INS urges hospitals to consider the business case for infusion teams and/or specialist. As Hadaway and Wise, et al. (2013) emphasize, "Given the current rates of complications, costs, waste, and inefficiencies in our current processes, there is little doubt that each hospital or medical center must devote attention to infusion therapy—an invasive therapy that touches virtually all patients entering the facility. We propose that each facility make an assessment of their current outcomes related to infusion services. This assessment should include peripheral and central catheter-associated infections; catheter-associated air emboli; and infiltration and extravasation and the resulting compartment syndrome, necrotic ulcers, and nerve injuries related to all VADs. Consider the fact that the first list of 10 hospital-acquired conditions included three, or 30 percent, that are infusion-related: vascular device-associated infection, air emboli, and blood incompatibility. Moreover, ECRI Institute’s 2012 list of health technology hazards includes 3 of 10 hazards that are infusion related—alarm hazards, medication administration errors using infusion pumps, and needlesticks and other sharps injuries. The current fiscal constraints of healthcare require a careful assessment of the current methods for delivery of these vital infusion services."
Hadaway and Wise, et al. (2013) continue, "Delivery methods for providing safe patient care with positive, lower-cost outcomes may vary between facilities. For some, it may mean continuation of a primary-care model, although improving outcomes will need to be facilitated by a heavy investment in staff development. For others, the most cost-effective method may be to invest in the development or expansion of an infusion team. Regardless of the chosen approach, it is clear that a lack of attention to this invasive and potentially dangerous therapy increases problems, complications, patient dissatisfaction, and costs.
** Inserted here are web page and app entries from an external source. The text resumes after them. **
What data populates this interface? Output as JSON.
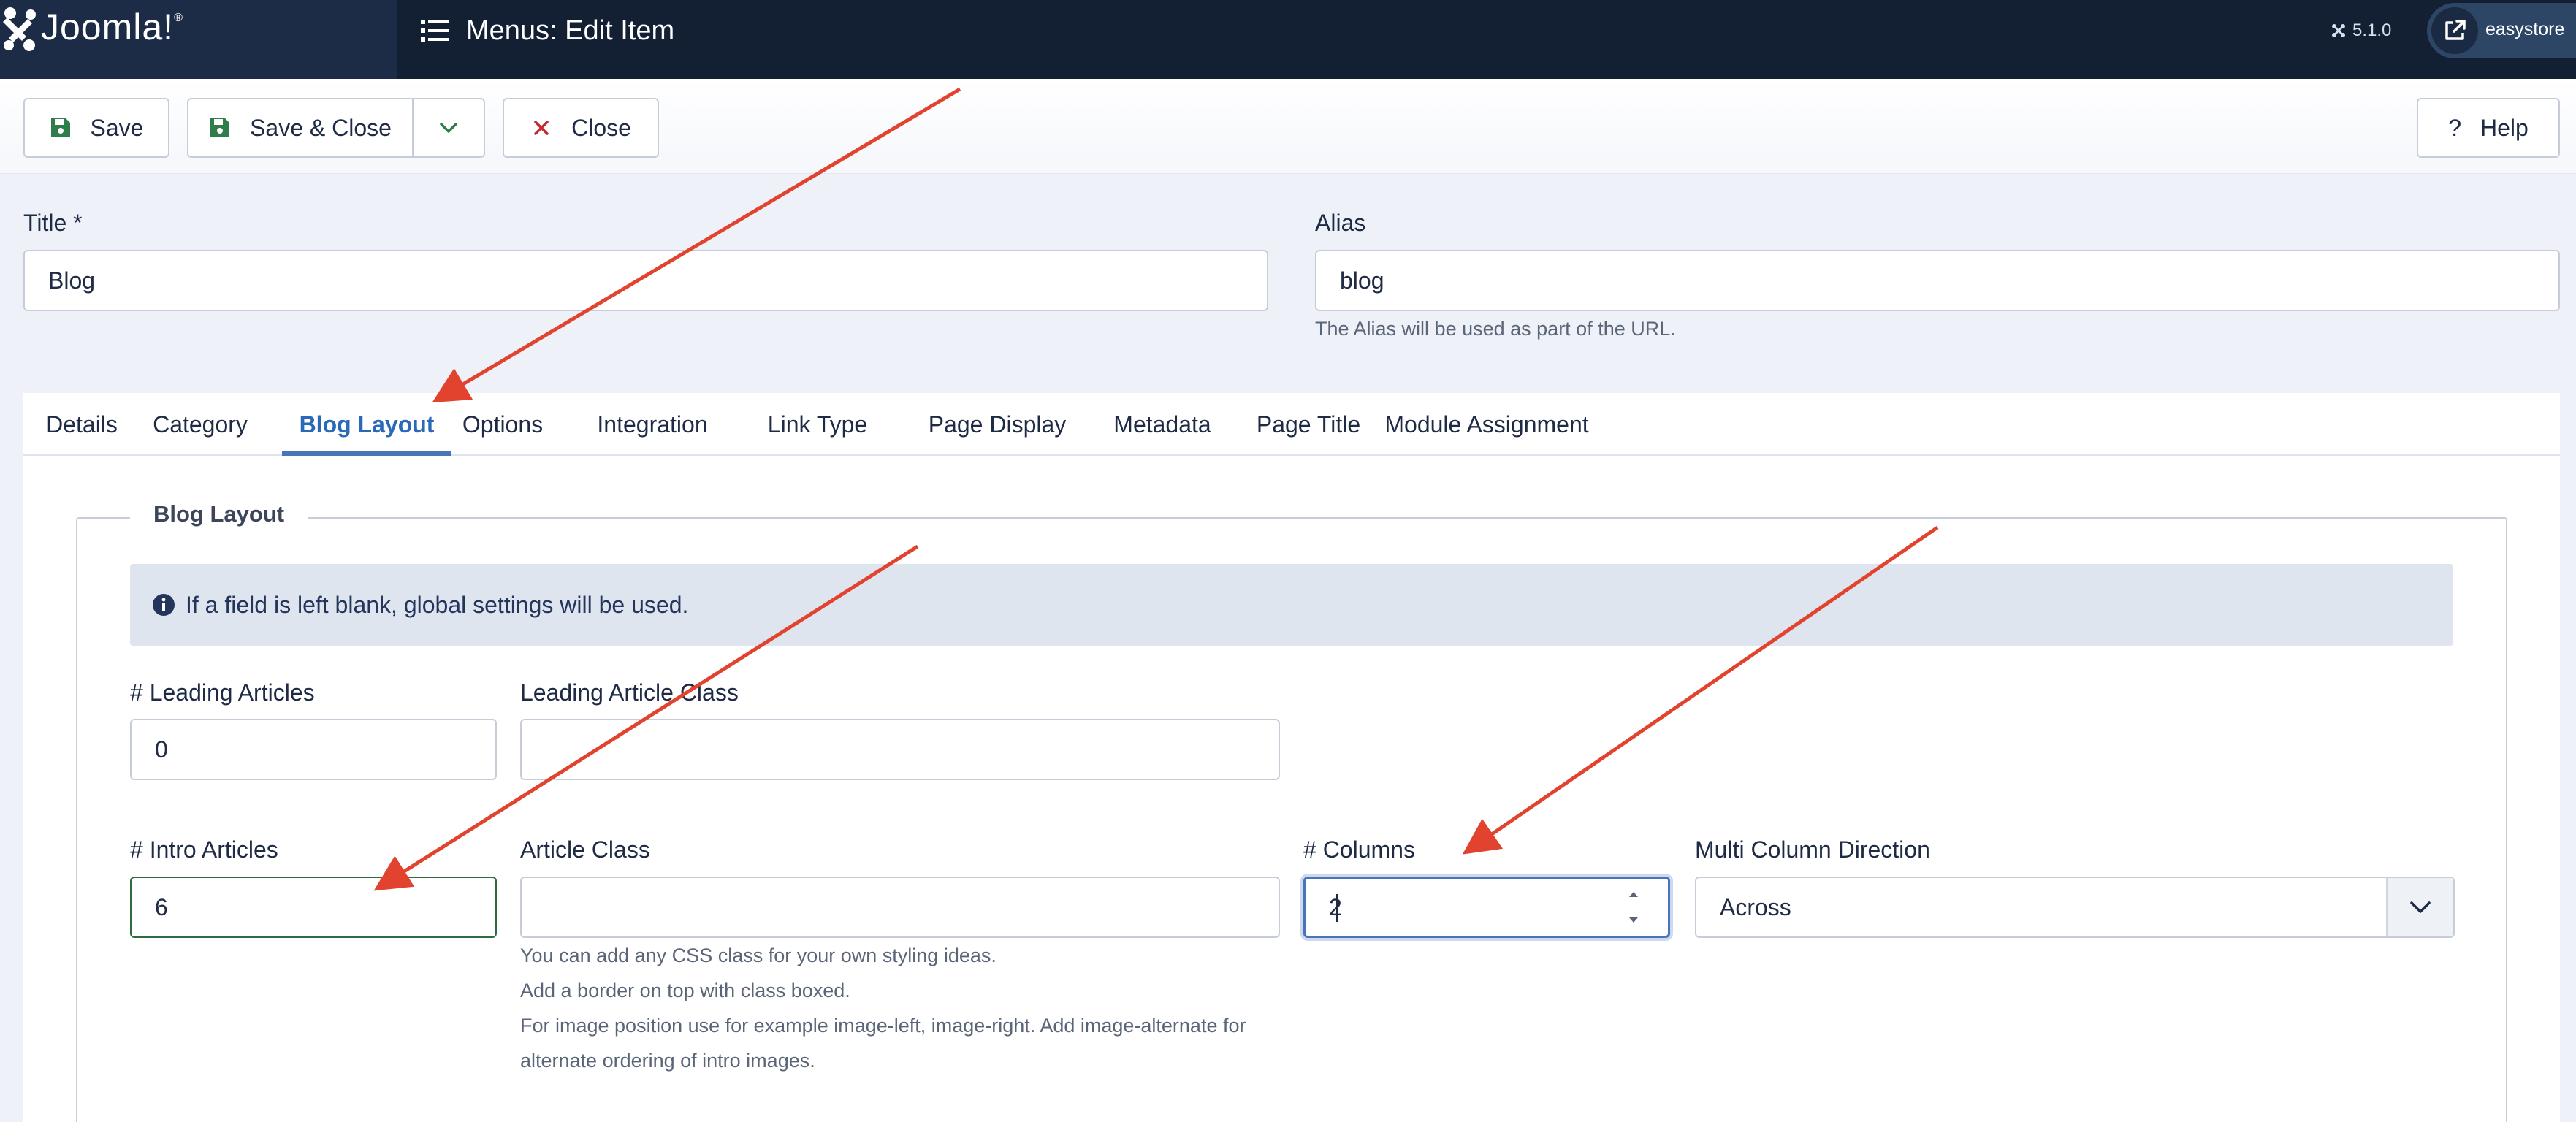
{
  "header": {
    "logo_text": "Joomla!",
    "logo_reg": "®",
    "page_title": "Menus: Edit Item",
    "version": "5.1.0",
    "site_name": "easystore"
  },
  "toolbar": {
    "save_label": "Save",
    "save_close_label": "Save & Close",
    "close_label": "Close",
    "help_label": "Help"
  },
  "form": {
    "title_label": "Title *",
    "title_value": "Blog",
    "alias_label": "Alias",
    "alias_value": "blog",
    "alias_hint": "The Alias will be used as part of the URL."
  },
  "tabs": [
    {
      "label": "Details"
    },
    {
      "label": "Category"
    },
    {
      "label": "Blog Layout"
    },
    {
      "label": "Options"
    },
    {
      "label": "Integration"
    },
    {
      "label": "Link Type"
    },
    {
      "label": "Page Display"
    },
    {
      "label": "Metadata"
    },
    {
      "label": "Page Title"
    },
    {
      "label": "Module Assignment"
    }
  ],
  "active_tab": "Blog Layout",
  "blog_layout": {
    "legend": "Blog Layout",
    "alert": "If a field is left blank, global settings will be used.",
    "leading_articles_label": "# Leading Articles",
    "leading_articles_value": "0",
    "leading_class_label": "Leading Article Class",
    "leading_class_value": "",
    "intro_articles_label": "# Intro Articles",
    "intro_articles_value": "6",
    "article_class_label": "Article Class",
    "article_class_value": "",
    "article_class_hint_1": "You can add any CSS class for your own styling ideas.",
    "article_class_hint_2": "Add a border on top with class boxed.",
    "article_class_hint_3": "For image position use for example image-left, image-right. Add image-alternate for",
    "article_class_hint_4": "alternate ordering of intro images.",
    "columns_label": "# Columns",
    "columns_value": "2",
    "direction_label": "Multi Column Direction",
    "direction_value": "Across"
  },
  "colors": {
    "header_bg": "#132034",
    "accent": "#4a74b8",
    "save_icon": "#2f7d4a",
    "close_icon": "#c5282f",
    "annotation_arrow": "#e2432f"
  }
}
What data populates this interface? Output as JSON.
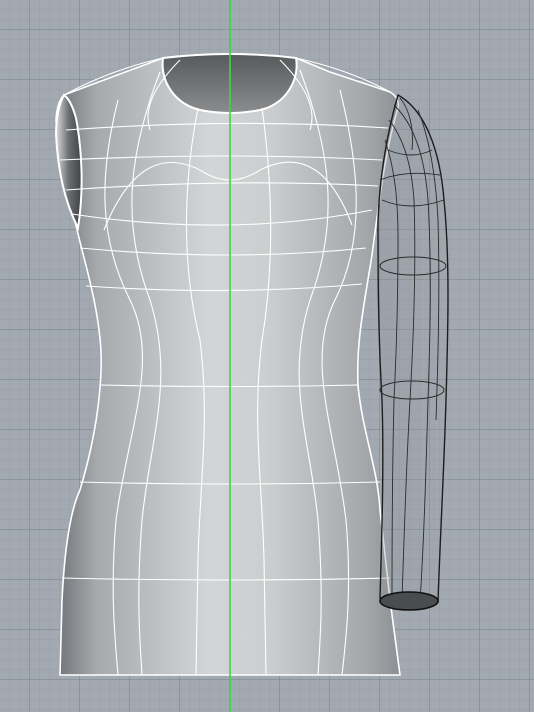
{
  "viewport": {
    "view": "perspective-front",
    "background_color": "#a2a9b1",
    "grid_color": "#8a929c",
    "axis_color": "#2ee043",
    "wire_color": "#ffffff",
    "arm_wire_color": "#2b2b2b"
  },
  "model": {
    "object": "dress-form-torso-with-sleeve",
    "surface_color": "#c6c8ca",
    "shaded_edge_color": "#6f7275"
  }
}
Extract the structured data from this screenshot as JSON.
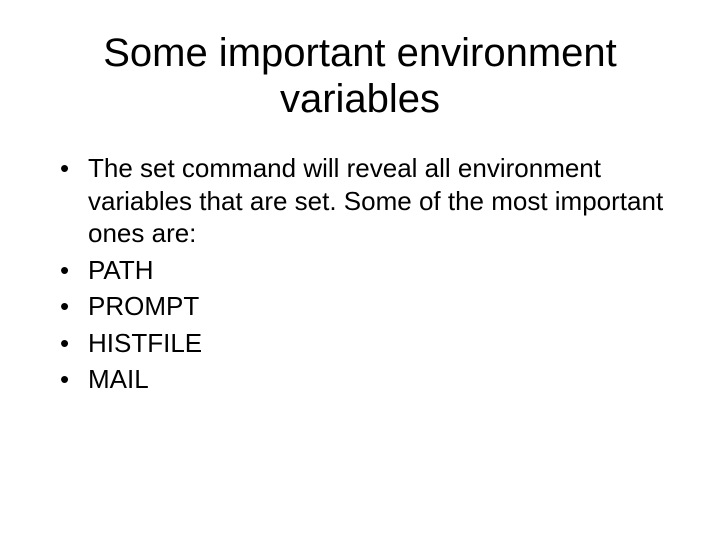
{
  "slide": {
    "title": "Some important environment variables",
    "bullets": [
      "The set command will reveal all environment variables that are set. Some of the most important ones are:",
      "PATH",
      "PROMPT",
      "HISTFILE",
      "MAIL"
    ]
  }
}
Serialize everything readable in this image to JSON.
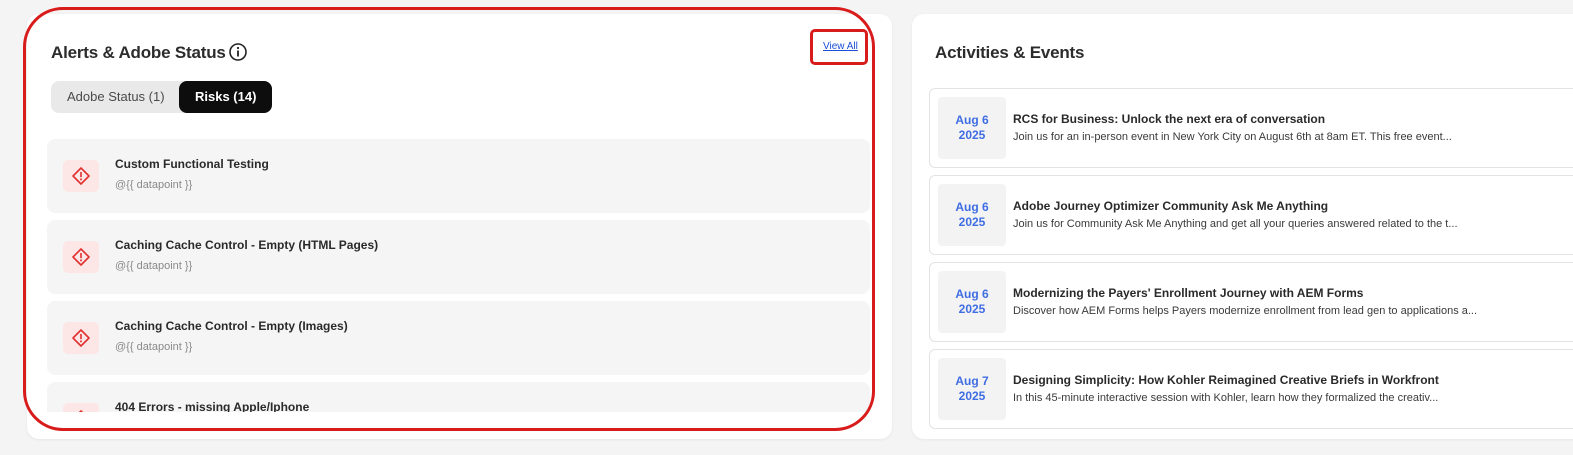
{
  "alerts_panel": {
    "title": "Alerts & Adobe Status",
    "view_all": "View All",
    "tabs": [
      {
        "label": "Adobe Status (1)",
        "active": false
      },
      {
        "label": "Risks (14)",
        "active": true
      }
    ],
    "items": [
      {
        "title": "Custom Functional Testing",
        "subtitle": "@{{ datapoint }}",
        "icon": "warning-diamond-icon"
      },
      {
        "title": "Caching Cache Control - Empty (HTML Pages)",
        "subtitle": "@{{ datapoint }}",
        "icon": "warning-diamond-icon"
      },
      {
        "title": "Caching Cache Control - Empty (Images)",
        "subtitle": "@{{ datapoint }}",
        "icon": "warning-diamond-icon"
      },
      {
        "title": "404 Errors - missing Apple/Iphone",
        "subtitle": "",
        "icon": "warning-diamond-icon"
      }
    ]
  },
  "events_panel": {
    "title": "Activities & Events",
    "items": [
      {
        "month_day": "Aug 6",
        "year": "2025",
        "title": "RCS for Business: Unlock the next era of conversation",
        "description": "Join us for an in-person event in New York City on August 6th at 8am ET. This free event..."
      },
      {
        "month_day": "Aug 6",
        "year": "2025",
        "title": "Adobe Journey Optimizer Community Ask Me Anything",
        "description": "Join us for Community Ask Me Anything and get all your queries answered related to the t..."
      },
      {
        "month_day": "Aug 6",
        "year": "2025",
        "title": "Modernizing the Payers' Enrollment Journey with AEM Forms",
        "description": "Discover how AEM Forms helps Payers modernize enrollment from lead gen to applications a..."
      },
      {
        "month_day": "Aug 7",
        "year": "2025",
        "title": "Designing Simplicity: How Kohler Reimagined Creative Briefs in Workfront",
        "description": "In this 45-minute interactive session with Kohler, learn how they formalized the creativ..."
      }
    ]
  },
  "colors": {
    "highlight": "#d81b1b",
    "date_accent": "#3f6de3",
    "alert_icon": "#e0312f",
    "active_tab": "#0d0d0d"
  }
}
A focus on the business aspects of infusion delivery in acute care hospitals is required. INS believes that this attention will serve to concurrently improve clinical outcomes as well."
Hadaway L, Wise M, Orr M, Bayless A, Dalton L and Guerin G. Making the Business Case for Infusion Teams: The Purpose, People, and Process. 2013.
Hadaway L, Dalton L and Mercanti-Erieg L. Infusion Teams in Acute Care Hospitals: Call for a Business Approach. An Infusion Nurses Society White Paper. 2014.